There are a number of other disorders in the psychological and psychiatric literature, but more controversy exists about whether their categorization is correct. Three such disorders are obsessive-compulsive disorder, post-traumatic stress disorder, and hypochondriasis. An individual who suffers from obsessive-compulsive disorder feels compelled to perform rituals over and over to prevent tragedy from occurring. The most common forms of obsessive-compulsive disorder involve repeated checking to make sure mistakes have not been made and repeated washing to avoid contamination. The rituals rarely bring any relief, so normal life is often  sacrificed to a cycle of never ending ritualization. Post-traumatic stress disorder involves a range of symptoms that are directly attributable to the previous experience of a traumatic event. Hypochondriasis, or health anxiety, is a preoccupation with the belief or fear that one has a serious illness, even in the absence of organic pathology and despite medical reassurance. As in panic disorder, some who suffers from hypochondriasis becomes sensitized to and fearful of bodily sensations that are incorrectly taken as evidence of serious illness. Such worries are also common in depression, so assessment must try to disentangle the primacy of the various symptoms. The validity of the above categories of anxiety disorders is still controversial. As new research and clinical practice evolves, so do the way scientists categorize disorders, and it is reasonable to predict that the diagnostic system may look markedly different in the future. The American Psychiatric Association has placed increasing emphasis on research and resulting evidence is used in further developing the diagnostic system. For example, the childhood category of avoidant disorder was omitted from DSM-IV after research indicated that it did not differ sufficiently from social phobia.

Most sufferers of anxiety disorders have more than one type of anxiety disorder, and thus it is difficult to argue that the subtype of anxiety disorder are really discrete entities. Further, anxiety disorders also tend to overlap with other emotional and behavioural problems, in particular depression and substance abuse. The latter may simply be due to people using drugs to anxiety and depression is more complex, and the similarity of the two problems had led a number of researchers to argue they are one and the same.

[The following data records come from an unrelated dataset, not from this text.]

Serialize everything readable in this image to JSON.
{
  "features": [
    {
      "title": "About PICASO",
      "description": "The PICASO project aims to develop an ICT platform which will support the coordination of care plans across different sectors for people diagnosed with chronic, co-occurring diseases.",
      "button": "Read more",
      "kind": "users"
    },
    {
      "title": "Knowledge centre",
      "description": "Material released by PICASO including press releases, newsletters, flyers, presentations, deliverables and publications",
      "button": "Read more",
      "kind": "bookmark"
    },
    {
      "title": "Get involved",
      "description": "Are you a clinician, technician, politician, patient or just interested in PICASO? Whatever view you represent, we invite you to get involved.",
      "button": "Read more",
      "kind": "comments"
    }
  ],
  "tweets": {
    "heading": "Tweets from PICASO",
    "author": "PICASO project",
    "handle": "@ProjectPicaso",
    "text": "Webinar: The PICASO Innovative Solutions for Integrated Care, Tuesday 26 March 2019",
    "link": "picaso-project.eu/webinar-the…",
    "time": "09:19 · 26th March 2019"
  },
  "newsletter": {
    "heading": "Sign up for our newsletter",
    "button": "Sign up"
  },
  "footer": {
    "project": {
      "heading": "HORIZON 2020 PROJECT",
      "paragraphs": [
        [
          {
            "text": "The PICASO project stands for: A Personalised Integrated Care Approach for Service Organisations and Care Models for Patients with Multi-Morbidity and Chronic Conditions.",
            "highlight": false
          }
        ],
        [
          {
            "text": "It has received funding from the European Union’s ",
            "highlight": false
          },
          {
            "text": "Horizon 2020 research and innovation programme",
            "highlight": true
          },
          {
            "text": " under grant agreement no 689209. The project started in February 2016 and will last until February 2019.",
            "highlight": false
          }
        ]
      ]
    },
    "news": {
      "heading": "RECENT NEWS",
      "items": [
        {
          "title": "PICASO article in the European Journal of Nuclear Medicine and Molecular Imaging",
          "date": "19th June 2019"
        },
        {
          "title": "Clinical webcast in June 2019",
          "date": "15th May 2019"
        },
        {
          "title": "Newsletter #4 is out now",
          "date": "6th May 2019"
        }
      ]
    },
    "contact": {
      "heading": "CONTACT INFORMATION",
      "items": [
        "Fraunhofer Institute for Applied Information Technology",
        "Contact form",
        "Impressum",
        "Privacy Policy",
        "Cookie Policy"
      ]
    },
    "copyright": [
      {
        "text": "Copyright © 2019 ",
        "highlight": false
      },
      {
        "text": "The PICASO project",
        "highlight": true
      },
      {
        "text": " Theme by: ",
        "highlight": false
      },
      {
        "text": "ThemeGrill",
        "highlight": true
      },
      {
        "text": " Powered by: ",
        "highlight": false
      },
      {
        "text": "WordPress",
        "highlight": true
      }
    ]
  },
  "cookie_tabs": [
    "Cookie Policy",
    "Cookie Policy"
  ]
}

A consensual view holds that anxiety and depression are distinct yet overlapping events that share the common experience of negative affect but show distinctions in patterns of symptoms and respond to treatment.

Leave a Reply